B12.2 Government to fund research to create GHG-related farm management information

Environmental considerations are an important part of this policy paper and they will redefine the objectives and operational constraints for farm businesses. They will also result in the adoption of new farming systems. Consequently, farming’s management information will need updating accordingly.

B13. ENCOURAGING LOW-EMISSIONS FOOD-SUPPLY-CHAIN SOLUTIONS

B13.1 Government to fund research into specifying GHG emissions from food supply-chains

‘Food miles’ is not an adequate indicator of the GHG emissions of food choices. Slow shipping of large volumes of ambient commodities over great distances may create less emissions than perishable food moved in small volumes over short distances. Consumers need to be informed about their choices.

B13.2 Government to target support for local production where the GHG benefits are clear

Consumer demand may exist for local foods but processing bottlenecks may forestall production. Their supply from elsewhere in Britain might be feasible but the GHG shipping emissions may be high and the full GHG cost might not be reflected in the shipping cost. Such cases should be identified and, if viable, rectified with Government funding that has been evaluated using complete-cost analysis.

B13.3 Government to inform consumers about the GHG benefit of eating seasonal produce

There is often a heavy environmental cost associated with eating out-of-season fresh produce. It may be UK grown in controlled conditions or imported. Consumers must be informed about their choices.

B13.4 Government to encourage initiatives that stimulate local recycling of food-packaging

Packaging incurs environmental costs from its manufacture, its shipping and its disposal. Plastic usage is common place in the food sector and the amount of plastic recycling is very, very low. A convincing argument for buying local is that it creates opportunities to minimise and recycle packaging and to use biodegradable packaging. The Government needs to incentivise schemes whereby packaging is re-cycled. It must ensure that regulations do not create bureaucratic and financial costs that prohibit the recycling of packaging. An obvious example is the local and very traditional reusing of milk bottles.

B13.5 Government to encourage retailers to be less reliant on plastics for food-packaging

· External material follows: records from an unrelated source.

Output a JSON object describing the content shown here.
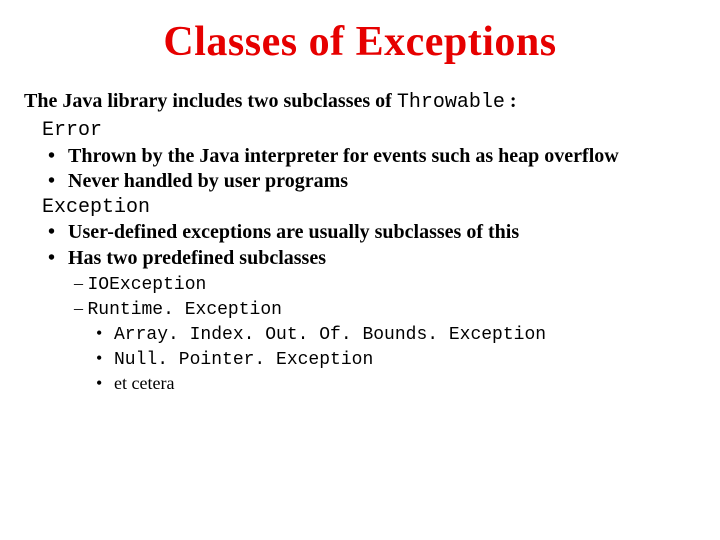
{
  "title": "Classes of Exceptions",
  "intro_pre": "The Java library includes two subclasses of ",
  "intro_code": "Throwable",
  "intro_post": " :",
  "error_hdr": "Error",
  "error_b1": "Thrown by the Java interpreter for events such as heap overflow",
  "error_b2": "Never handled by user programs",
  "exc_hdr": "Exception",
  "exc_b1": "User-defined exceptions are usually subclasses of this",
  "exc_b2": "Has two predefined subclasses",
  "dash1_code": "IOException",
  "dash2_code": "Runtime. Exception",
  "sub1": "Array. Index. Out. Of. Bounds. Exception",
  "sub2": "Null. Pointer. Exception",
  "sub3": "et cetera",
  "dash": "– "
}
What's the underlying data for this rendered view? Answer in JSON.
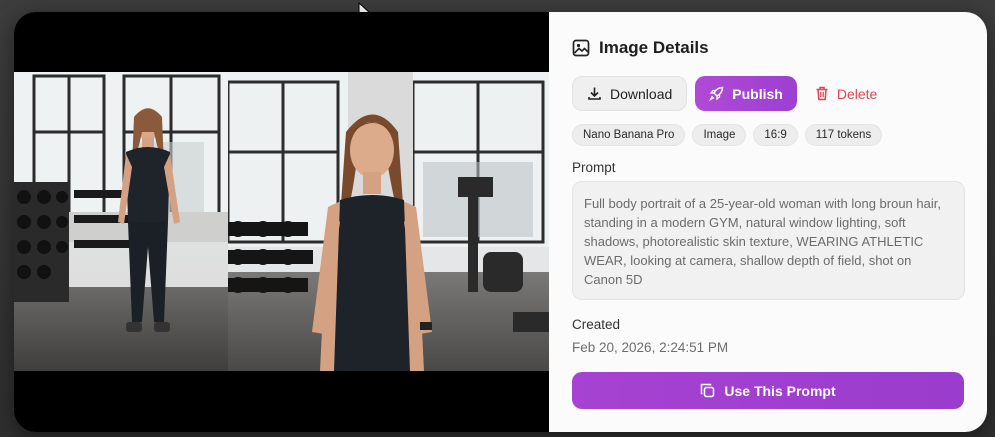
{
  "details": {
    "title": "Image Details",
    "title_icon": "image-icon"
  },
  "actions": {
    "download_label": "Download",
    "publish_label": "Publish",
    "delete_label": "Delete"
  },
  "chips": [
    "Nano Banana Pro",
    "Image",
    "16:9",
    "117 tokens"
  ],
  "prompt": {
    "label": "Prompt",
    "text": "Full body portrait of a 25-year-old woman with long broun hair, standing in a modern GYM, natural window lighting, soft shadows, photorealistic skin texture, WEARING ATHLETIC WEAR, looking at camera, shallow depth of field, shot on Canon 5D"
  },
  "created": {
    "label": "Created",
    "value": "Feb 20, 2026, 2:24:51 PM"
  },
  "use_prompt_label": "Use This Prompt",
  "colors": {
    "accent": "#a742d2",
    "delete": "#e0454d",
    "panel_bg": "#fbfbfb"
  }
}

Supermarket retailing with its highly centralised purchasing and distribution systems, has become very plastic dependent. The Government needs to sponsor investigations into how this dependency can be reduced and then removed. The aim should be to identify merchandising, food-chain and sourcing solutions that are not plastics reliant. This should include more local sourcing from small producers. The findings must be transmitted to consumers so they can make better-informed purchasing choices.

The Series so Far

 

Book Serialisation | Creating a New British Farming Food and Rural Policy

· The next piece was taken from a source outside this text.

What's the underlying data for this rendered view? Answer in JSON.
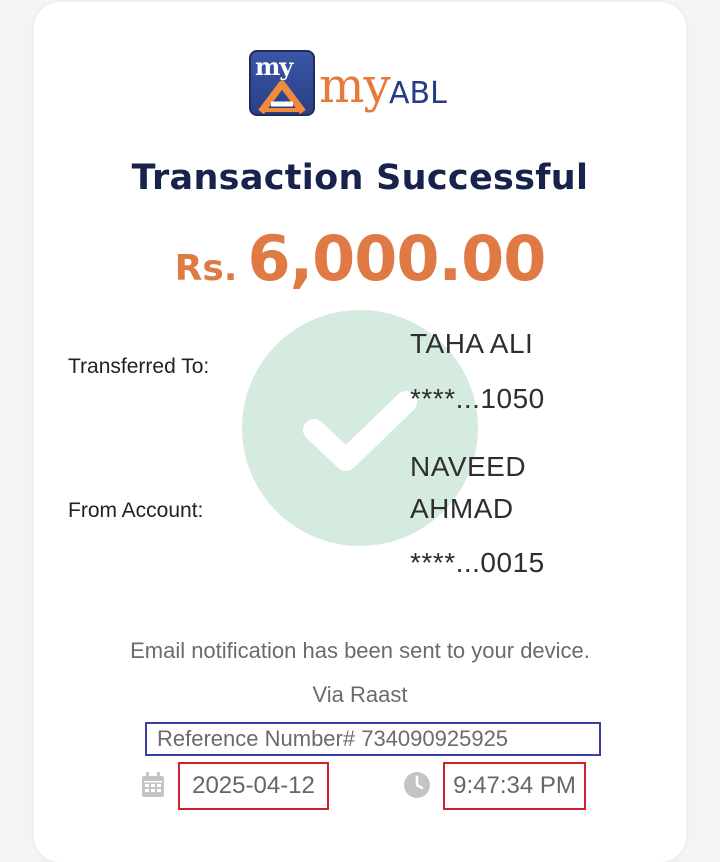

UK | Chapter 1: Robust Food Production Systems

 

Stuart Meikle
About Stuart Meikle 15 Articles
Stuart Meikle is an agricultural management and policy specialist, an economist, a writer and an advisor. He was brought up with agriculture and studied at the University of London. He joined the faculty on graduating and spent several years teaching, researching and consulting. His last 25 years have seen him advising governments, the World Bank and the IFC, NGOs, universities and private businesses in places as far afield as SE and Central Asia, the Caucuses, the Levant, SE Europe and the UK. Over the years he has developed a particular focus on agricultural and food sector strategy at the national and regional levels and linking rural development initiatives with the consumer through the food supply chains. He first arrived in Romania to work on a Commission project in 1997 and he lived in Transylvania for more than a decade from 2002; a location to which he was appointed as the United Kingdom's first Honorary Consul. Nowadays he and his family live in the Republic of Ireland.